During May 2020 we sadly won't have any guests on the reserve to view the impala ram rutting antics or to share interesting facts about this behaviour. Kariega Game Reserve in South Africa's Eastern Cape is temporarily closed due to COVID-19 will re-open to guests on 1 July 2020. However, we hope that you enjoy this virtual safari experience and our information about impala ram rutting season.
Impala rams fight each year around this time to determine who is the strongest and will thus win mating rights with the female breeding groups. The strongest male secures the spot as top ram for the rest of the year and so ensures that his genetics are passed on to the next generation.
This is a very tense time as the males are very aggressive towards other males and also chase the females around. During impala ram rutting season there is a lot of horn clashing and also some very strange guttural noises made by the rams.
Top 5 Interesting Impala Ram Rutting Facts
- Only impala rams have horns which usually measure between 45 and 92 centimetres (18–36 inches). Rams use their horns in the ram rutting season to fight for dominance.
- The horns of an impala ram are made of a bony structure which is fused to the skull. There is a protective keratin layer covering this structure. During rutting season when impala rams fight, their horns can get damaged or even break off. The horns of an impala ram do not grow back like in deer's antlers.
- To show their strength, agility and overall health impala rams can be seen jumping and bounding around during rutting season. Rams sometimes even do this in front of predators to show them that they would be wasting their time trying to catch them. The rams mostly jump and leap in front of the ladies to show off.
- After the rutting season when the strongest rams have been crowned, the rams are rewarded with a harem of ewes (groups can be up to 50 females) and will mate with all of the reproductive ewes. Mating happens in a short period of about two weeks which results in all of the ewes in the group being pregnant and giving birth at around the same time. The lambing season in the Eastern Cape is usually early December.
- Predators use the rutting season as an opportunity to take down tired and distracted impala rams. When the rams are fighting hard for their territory and herds of females, they don't always notice the predators waiting for them to make a wrong move.

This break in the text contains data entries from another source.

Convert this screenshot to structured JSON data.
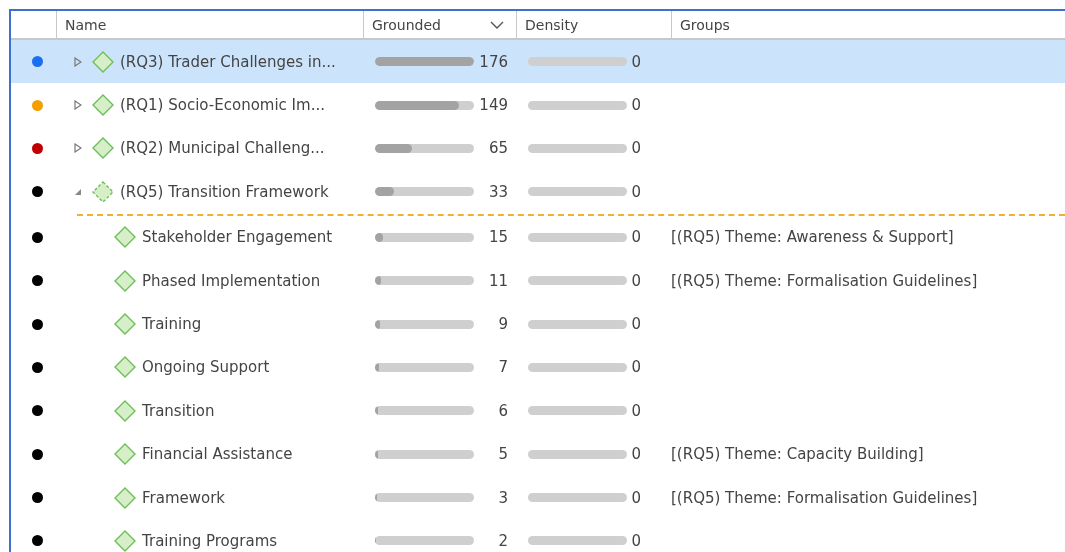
{
  "table": {
    "columns": [
      {
        "label": "Name"
      },
      {
        "label": "Grounded",
        "sorted": true
      },
      {
        "label": "Density"
      },
      {
        "label": "Groups"
      }
    ],
    "rows": [
      {
        "color": "#1a6ff0",
        "name": "(RQ3) Trader Challenges in...",
        "expanded": false,
        "selected": true,
        "grounded": {
          "text": "176",
          "level": 1
        },
        "density": {
          "text": "0",
          "level": 0
        }
      },
      {
        "color": "#f5a000",
        "name": "(RQ1) Socio-Economic Im...",
        "expanded": false,
        "selected": false,
        "grounded": {
          "text": "149",
          "level": 0.85
        },
        "density": {
          "text": "0",
          "level": 0
        }
      },
      {
        "color": "#c00000",
        "name": "(RQ2) Municipal Challeng...",
        "expanded": false,
        "selected": false,
        "grounded": {
          "text": "65",
          "level": 0.37
        },
        "density": {
          "text": "0",
          "level": 0
        }
      },
      {
        "color": "#000000",
        "name": "(RQ5) Transition Framework",
        "expanded": true,
        "selected": false,
        "grounded": {
          "text": "33",
          "level": 0.19
        },
        "density": {
          "text": "0",
          "level": 0
        },
        "children": [
          {
            "color": "#000000",
            "name": "Stakeholder Engagement",
            "selected": false,
            "grounded": {
              "text": "15",
              "level": 0.085
            },
            "density": {
              "text": "0",
              "level": 0
            },
            "groups": "[(RQ5) Theme: Awareness & Support]"
          },
          {
            "color": "#000000",
            "name": "Phased Implementation",
            "selected": false,
            "grounded": {
              "text": "11",
              "level": 0.06
            },
            "density": {
              "text": "0",
              "level": 0
            },
            "groups": "[(RQ5) Theme: Formalisation Guidelines]"
          },
          {
            "color": "#000000",
            "name": "Training",
            "selected": false,
            "grounded": {
              "text": "9",
              "level": 0.05
            },
            "density": {
              "text": "0",
              "level": 0
            }
          },
          {
            "color": "#000000",
            "name": "Ongoing Support",
            "selected": false,
            "grounded": {
              "text": "7",
              "level": 0.04
            },
            "density": {
              "text": "0",
              "level": 0
            }
          },
          {
            "color": "#000000",
            "name": "Transition",
            "selected": false,
            "grounded": {
              "text": "6",
              "level": 0.034
            },
            "density": {
              "text": "0",
              "level": 0
            }
          },
          {
            "color": "#000000",
            "name": "Financial Assistance",
            "selected": false,
            "grounded": {
              "text": "5",
              "level": 0.028
            },
            "density": {
              "text": "0",
              "level": 0
            },
            "groups": "[(RQ5) Theme: Capacity Building]"
          },
          {
            "color": "#000000",
            "name": "Framework",
            "selected": false,
            "grounded": {
              "text": "3",
              "level": 0.017
            },
            "density": {
              "text": "0",
              "level": 0
            },
            "groups": "[(RQ5) Theme: Formalisation Guidelines]"
          },
          {
            "color": "#000000",
            "name": "Training Programs",
            "selected": false,
            "grounded": {
              "text": "2",
              "level": 0.011
            },
            "density": {
              "text": "0",
              "level": 0
            }
          }
        ]
      }
    ]
  }
}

Post Your Impala Ram Rutting Photos and Win a Kariega Safari
Were you lucky enough to see impala ram rutting season during a previous year atKariega Game Reserve? If you have photos and videos of this interesting behaviour please share them with us by posting them on our social media channels including Facebook, Instagram, Twitter and YouTube. We would also like to read your comments about your impala sightings.

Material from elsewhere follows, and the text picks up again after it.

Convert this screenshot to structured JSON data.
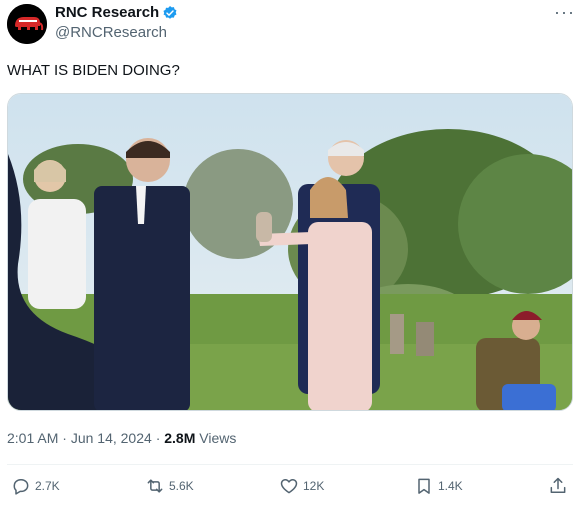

You can also enter your best photographs into the Kariega 2020 Instagram photo competition. The prize is a two night stay for two at our luxurious Ukhozi Lodge.
Our 2020 Instagram Photo Competition started on 1 July 2019 and will close on 30 June 2020. We select one photo each week. At the end of the competition all of the weekly winners will be reviewed by our panel of judges and one overall winner will be selected. To enter post your favourite wildlife photograph taken at Kariega on your Instagram feed, use the hashtag #KariegaPhoto in the caption and ensure you are following @kariega.game.reserve. Read more tips about entering the Instagram wildlife photo competition.
Video thanks to Fergus Clarke and photos thanks to guest Michael Price and Kariega's Jo Haesslich.